WORK INSTRUCTION
Using the records below, count the lines containing "plain" and give only the total.
RECORD EXTRACTS section start
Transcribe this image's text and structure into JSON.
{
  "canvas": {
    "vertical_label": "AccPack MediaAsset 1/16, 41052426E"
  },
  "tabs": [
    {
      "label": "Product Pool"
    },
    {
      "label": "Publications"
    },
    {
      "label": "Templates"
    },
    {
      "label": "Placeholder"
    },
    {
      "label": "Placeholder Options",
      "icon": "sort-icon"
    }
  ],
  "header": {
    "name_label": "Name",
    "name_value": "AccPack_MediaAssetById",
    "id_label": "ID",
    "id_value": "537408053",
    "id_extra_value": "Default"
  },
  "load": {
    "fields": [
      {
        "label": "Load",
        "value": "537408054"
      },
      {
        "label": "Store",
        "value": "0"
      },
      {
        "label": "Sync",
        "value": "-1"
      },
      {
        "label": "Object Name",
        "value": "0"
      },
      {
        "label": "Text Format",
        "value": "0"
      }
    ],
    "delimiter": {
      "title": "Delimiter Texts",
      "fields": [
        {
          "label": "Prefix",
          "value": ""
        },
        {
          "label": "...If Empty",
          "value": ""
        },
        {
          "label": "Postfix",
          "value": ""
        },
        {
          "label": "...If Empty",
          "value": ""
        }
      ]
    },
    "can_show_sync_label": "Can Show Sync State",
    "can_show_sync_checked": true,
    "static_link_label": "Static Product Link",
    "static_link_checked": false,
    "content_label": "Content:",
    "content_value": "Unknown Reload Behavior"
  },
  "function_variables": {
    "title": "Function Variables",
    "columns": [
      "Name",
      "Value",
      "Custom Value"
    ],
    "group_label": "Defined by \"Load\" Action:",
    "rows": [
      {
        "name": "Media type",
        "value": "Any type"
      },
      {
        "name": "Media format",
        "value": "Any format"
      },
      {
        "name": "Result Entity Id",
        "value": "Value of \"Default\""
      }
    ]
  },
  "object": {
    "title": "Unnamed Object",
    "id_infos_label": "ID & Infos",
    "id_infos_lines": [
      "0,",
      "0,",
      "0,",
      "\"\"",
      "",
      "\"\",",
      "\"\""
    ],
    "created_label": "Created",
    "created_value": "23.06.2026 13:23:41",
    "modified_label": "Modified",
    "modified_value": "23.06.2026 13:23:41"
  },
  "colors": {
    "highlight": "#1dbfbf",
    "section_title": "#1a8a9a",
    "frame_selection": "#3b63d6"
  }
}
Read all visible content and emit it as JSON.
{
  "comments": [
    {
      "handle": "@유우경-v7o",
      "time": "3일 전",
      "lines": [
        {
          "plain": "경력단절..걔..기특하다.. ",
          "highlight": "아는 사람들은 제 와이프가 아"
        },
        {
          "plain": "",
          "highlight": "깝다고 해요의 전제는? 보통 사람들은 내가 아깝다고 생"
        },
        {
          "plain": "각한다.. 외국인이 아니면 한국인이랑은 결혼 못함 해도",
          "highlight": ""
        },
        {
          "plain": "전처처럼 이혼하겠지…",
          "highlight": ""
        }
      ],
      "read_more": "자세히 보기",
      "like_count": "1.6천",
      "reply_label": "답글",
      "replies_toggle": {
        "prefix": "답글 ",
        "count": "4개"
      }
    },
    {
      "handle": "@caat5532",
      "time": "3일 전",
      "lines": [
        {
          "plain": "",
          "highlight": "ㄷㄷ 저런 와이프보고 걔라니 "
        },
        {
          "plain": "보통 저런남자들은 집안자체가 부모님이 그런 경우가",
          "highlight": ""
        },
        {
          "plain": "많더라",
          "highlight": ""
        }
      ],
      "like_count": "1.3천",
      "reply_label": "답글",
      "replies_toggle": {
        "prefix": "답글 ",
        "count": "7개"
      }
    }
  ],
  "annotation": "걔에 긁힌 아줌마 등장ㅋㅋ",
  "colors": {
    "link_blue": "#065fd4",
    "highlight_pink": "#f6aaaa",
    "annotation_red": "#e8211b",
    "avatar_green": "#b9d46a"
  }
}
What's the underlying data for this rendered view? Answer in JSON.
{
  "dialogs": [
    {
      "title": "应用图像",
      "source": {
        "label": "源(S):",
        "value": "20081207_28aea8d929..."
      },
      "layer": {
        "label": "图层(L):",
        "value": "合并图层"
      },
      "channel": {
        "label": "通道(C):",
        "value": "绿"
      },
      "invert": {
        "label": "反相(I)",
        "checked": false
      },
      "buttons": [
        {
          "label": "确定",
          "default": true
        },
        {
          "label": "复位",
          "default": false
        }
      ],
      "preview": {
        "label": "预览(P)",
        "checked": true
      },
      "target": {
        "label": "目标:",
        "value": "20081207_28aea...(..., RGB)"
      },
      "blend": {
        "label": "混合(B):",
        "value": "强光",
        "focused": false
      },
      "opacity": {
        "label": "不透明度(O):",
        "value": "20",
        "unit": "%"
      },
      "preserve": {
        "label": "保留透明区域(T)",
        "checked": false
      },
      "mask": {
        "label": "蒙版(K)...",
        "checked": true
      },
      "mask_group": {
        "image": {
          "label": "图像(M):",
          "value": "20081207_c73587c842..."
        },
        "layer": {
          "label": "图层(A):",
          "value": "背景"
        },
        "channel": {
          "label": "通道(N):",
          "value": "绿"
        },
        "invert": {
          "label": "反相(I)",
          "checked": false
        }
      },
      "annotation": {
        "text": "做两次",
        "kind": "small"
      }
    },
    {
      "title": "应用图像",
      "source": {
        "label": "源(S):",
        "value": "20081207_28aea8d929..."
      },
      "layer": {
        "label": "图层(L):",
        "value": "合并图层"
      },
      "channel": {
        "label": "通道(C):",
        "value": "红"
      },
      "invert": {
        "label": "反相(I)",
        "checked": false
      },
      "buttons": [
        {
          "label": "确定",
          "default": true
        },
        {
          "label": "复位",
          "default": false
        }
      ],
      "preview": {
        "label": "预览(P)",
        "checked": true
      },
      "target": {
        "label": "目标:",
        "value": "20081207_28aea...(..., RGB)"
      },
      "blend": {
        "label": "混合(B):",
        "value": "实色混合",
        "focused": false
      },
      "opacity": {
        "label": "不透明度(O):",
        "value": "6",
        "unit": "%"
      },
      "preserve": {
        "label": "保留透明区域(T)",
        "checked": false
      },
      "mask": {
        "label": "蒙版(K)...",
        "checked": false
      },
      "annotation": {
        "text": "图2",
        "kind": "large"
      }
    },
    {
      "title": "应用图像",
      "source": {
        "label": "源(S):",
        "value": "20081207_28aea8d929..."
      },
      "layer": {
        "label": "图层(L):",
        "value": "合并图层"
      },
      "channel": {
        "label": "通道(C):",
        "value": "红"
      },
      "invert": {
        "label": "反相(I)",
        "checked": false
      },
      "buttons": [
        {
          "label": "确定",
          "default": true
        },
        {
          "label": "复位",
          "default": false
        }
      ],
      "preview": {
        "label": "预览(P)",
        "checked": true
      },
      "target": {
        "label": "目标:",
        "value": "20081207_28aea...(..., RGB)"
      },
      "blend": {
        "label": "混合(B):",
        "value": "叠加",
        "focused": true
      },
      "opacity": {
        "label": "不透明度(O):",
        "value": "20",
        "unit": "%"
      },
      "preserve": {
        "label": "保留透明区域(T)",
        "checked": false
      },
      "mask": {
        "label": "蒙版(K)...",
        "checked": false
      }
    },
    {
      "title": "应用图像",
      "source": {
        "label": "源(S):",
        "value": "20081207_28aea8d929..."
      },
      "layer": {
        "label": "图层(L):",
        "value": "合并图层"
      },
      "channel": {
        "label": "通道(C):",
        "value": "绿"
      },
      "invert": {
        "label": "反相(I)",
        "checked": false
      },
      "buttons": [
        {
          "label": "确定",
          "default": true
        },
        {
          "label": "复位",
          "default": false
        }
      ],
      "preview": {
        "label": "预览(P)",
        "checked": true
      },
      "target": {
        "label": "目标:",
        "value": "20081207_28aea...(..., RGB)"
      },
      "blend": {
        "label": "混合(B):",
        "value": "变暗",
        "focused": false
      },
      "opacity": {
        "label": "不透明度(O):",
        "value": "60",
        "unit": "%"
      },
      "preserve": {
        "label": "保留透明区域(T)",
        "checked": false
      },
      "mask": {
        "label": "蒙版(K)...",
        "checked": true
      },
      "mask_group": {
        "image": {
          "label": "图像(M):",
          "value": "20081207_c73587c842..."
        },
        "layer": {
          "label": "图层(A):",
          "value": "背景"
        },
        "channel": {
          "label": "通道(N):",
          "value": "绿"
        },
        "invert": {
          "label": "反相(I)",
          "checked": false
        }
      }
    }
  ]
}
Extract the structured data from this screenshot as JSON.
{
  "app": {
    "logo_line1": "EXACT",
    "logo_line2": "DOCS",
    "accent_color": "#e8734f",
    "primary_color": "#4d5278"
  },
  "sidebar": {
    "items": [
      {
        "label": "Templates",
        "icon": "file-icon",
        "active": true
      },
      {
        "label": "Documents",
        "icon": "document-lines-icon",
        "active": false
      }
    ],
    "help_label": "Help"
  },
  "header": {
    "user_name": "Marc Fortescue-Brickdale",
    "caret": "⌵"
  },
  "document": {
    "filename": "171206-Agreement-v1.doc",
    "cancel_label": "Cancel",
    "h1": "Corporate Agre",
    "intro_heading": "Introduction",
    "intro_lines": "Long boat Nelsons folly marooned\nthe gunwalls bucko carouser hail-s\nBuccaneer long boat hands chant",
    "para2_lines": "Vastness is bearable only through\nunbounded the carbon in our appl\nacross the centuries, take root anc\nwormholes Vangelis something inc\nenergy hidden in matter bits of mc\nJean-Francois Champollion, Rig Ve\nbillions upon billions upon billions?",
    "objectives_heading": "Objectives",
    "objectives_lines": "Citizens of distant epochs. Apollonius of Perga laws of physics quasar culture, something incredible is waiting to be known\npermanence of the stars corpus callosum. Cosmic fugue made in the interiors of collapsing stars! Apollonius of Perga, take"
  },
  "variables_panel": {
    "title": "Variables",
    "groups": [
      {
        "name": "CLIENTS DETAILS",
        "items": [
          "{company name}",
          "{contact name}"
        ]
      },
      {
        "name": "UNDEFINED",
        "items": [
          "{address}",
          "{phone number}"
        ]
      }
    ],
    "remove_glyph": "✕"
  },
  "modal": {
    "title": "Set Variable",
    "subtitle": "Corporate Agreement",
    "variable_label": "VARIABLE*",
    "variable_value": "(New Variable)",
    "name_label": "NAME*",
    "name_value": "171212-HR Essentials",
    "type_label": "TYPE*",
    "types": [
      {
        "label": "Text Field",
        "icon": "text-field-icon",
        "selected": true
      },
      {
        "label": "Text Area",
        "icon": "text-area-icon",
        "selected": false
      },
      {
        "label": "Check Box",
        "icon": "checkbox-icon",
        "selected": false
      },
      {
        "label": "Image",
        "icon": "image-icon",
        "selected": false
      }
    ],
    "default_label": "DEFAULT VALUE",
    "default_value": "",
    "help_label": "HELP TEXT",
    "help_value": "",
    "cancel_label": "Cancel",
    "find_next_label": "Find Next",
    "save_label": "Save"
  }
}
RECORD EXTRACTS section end
WRITTEN RESPONSE
7